### Exercise prompt
Return all lines of the data in which the string "Voix" occurs.

### Given records
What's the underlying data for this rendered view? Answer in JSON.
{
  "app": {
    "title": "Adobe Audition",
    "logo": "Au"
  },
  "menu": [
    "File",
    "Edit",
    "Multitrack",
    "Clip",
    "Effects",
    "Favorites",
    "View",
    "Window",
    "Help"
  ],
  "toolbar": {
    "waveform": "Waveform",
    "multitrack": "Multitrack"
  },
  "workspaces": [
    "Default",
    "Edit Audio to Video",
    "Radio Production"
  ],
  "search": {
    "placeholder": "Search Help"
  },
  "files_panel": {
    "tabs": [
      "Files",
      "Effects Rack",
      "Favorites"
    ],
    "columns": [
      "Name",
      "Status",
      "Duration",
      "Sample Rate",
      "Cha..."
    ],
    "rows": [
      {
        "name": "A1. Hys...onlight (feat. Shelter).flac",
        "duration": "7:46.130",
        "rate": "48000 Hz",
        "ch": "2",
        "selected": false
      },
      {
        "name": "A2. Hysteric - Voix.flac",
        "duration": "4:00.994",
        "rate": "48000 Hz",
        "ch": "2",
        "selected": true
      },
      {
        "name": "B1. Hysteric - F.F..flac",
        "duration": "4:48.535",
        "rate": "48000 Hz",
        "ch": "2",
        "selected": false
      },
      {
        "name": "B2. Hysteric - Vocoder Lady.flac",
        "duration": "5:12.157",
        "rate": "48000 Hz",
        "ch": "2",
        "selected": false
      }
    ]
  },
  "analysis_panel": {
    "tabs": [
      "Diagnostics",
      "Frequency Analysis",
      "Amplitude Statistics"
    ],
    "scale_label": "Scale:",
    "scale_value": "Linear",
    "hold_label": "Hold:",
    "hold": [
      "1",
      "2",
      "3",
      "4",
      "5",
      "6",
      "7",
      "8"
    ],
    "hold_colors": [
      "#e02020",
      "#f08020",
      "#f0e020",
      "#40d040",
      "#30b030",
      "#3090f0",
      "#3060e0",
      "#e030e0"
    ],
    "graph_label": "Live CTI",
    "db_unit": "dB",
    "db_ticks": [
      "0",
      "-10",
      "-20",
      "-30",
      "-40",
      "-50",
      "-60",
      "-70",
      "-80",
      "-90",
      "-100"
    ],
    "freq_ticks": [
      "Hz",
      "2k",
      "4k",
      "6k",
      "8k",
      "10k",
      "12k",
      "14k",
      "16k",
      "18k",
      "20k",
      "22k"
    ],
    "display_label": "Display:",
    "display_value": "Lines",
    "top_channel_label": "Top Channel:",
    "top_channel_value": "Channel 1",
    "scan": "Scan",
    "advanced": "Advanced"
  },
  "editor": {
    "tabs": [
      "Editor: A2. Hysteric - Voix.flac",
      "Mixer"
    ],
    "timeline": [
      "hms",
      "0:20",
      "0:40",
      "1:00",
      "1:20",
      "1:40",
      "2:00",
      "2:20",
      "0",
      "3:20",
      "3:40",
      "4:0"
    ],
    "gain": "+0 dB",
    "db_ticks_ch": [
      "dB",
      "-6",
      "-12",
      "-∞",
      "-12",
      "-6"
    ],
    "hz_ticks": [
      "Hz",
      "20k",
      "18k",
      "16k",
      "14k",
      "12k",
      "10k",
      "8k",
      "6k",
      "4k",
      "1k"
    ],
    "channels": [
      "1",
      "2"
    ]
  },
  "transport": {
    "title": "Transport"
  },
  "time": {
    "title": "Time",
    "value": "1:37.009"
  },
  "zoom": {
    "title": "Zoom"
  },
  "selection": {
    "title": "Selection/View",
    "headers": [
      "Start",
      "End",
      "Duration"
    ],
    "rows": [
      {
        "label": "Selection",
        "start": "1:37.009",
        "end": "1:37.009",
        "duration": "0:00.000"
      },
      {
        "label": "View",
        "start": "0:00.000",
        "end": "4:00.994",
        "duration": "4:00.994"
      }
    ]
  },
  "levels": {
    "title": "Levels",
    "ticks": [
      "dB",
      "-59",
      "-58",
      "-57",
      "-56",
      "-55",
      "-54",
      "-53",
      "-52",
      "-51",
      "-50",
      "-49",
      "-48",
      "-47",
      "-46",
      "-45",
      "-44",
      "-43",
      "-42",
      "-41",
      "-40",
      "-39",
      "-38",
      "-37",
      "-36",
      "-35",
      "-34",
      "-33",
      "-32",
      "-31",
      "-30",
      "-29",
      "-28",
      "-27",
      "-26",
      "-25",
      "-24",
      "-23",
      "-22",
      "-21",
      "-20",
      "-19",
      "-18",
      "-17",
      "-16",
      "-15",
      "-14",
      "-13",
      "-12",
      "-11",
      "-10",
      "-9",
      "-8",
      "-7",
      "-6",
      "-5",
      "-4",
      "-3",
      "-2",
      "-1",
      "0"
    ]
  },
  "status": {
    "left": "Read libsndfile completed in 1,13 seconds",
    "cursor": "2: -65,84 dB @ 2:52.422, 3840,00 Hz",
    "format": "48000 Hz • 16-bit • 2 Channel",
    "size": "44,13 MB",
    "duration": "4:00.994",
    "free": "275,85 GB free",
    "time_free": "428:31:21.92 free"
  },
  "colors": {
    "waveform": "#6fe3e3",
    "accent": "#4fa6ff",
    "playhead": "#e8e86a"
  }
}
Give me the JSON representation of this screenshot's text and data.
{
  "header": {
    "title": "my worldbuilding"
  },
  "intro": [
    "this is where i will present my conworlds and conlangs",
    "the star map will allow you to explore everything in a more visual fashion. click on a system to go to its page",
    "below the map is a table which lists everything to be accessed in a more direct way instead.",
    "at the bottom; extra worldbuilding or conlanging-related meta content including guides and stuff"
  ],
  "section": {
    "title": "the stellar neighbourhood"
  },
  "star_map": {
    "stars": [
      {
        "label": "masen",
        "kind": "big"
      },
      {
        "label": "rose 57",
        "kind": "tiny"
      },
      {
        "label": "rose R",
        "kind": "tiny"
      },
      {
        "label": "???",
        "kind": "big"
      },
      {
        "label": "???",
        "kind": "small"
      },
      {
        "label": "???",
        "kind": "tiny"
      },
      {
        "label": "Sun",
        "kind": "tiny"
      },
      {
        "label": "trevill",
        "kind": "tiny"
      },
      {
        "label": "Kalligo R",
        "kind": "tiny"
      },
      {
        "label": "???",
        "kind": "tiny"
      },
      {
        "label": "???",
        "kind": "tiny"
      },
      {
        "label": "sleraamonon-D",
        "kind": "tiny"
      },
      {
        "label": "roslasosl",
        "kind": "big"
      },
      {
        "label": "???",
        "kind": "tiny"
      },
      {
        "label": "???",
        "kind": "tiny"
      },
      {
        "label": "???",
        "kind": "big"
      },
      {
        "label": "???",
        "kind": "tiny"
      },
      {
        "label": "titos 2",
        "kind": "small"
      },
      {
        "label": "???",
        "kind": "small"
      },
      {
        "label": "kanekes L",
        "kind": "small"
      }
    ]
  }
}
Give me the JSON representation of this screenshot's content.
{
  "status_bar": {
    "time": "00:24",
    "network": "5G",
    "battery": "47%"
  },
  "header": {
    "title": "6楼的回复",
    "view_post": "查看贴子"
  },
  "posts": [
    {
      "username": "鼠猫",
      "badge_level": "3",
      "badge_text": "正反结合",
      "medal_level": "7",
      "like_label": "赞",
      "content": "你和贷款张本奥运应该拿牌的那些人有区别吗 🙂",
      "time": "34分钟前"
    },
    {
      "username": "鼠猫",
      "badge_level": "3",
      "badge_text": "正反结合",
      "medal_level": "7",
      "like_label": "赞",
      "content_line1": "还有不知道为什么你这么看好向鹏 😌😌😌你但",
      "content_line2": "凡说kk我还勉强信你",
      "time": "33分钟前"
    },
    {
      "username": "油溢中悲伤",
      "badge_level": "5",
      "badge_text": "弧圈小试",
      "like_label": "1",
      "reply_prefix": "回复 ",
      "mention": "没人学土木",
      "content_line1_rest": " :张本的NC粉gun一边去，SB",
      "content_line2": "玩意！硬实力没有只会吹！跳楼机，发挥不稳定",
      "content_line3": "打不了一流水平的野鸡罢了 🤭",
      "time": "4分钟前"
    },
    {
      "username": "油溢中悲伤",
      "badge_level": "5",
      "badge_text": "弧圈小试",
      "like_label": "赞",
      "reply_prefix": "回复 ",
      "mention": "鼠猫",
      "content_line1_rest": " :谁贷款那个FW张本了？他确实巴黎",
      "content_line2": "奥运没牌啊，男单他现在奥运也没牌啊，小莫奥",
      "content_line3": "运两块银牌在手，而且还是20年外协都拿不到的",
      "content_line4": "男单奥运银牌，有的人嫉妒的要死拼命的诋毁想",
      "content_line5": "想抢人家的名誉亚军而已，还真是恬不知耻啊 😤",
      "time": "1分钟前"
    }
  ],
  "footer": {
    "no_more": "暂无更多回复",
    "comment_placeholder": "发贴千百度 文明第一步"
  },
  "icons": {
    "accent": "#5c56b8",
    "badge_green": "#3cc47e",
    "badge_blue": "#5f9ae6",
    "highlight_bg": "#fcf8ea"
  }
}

### Exercise response
        "name": "A2. Hysteric - Voix.flac",
      "Editor: A2. Hysteric - Voix.flac",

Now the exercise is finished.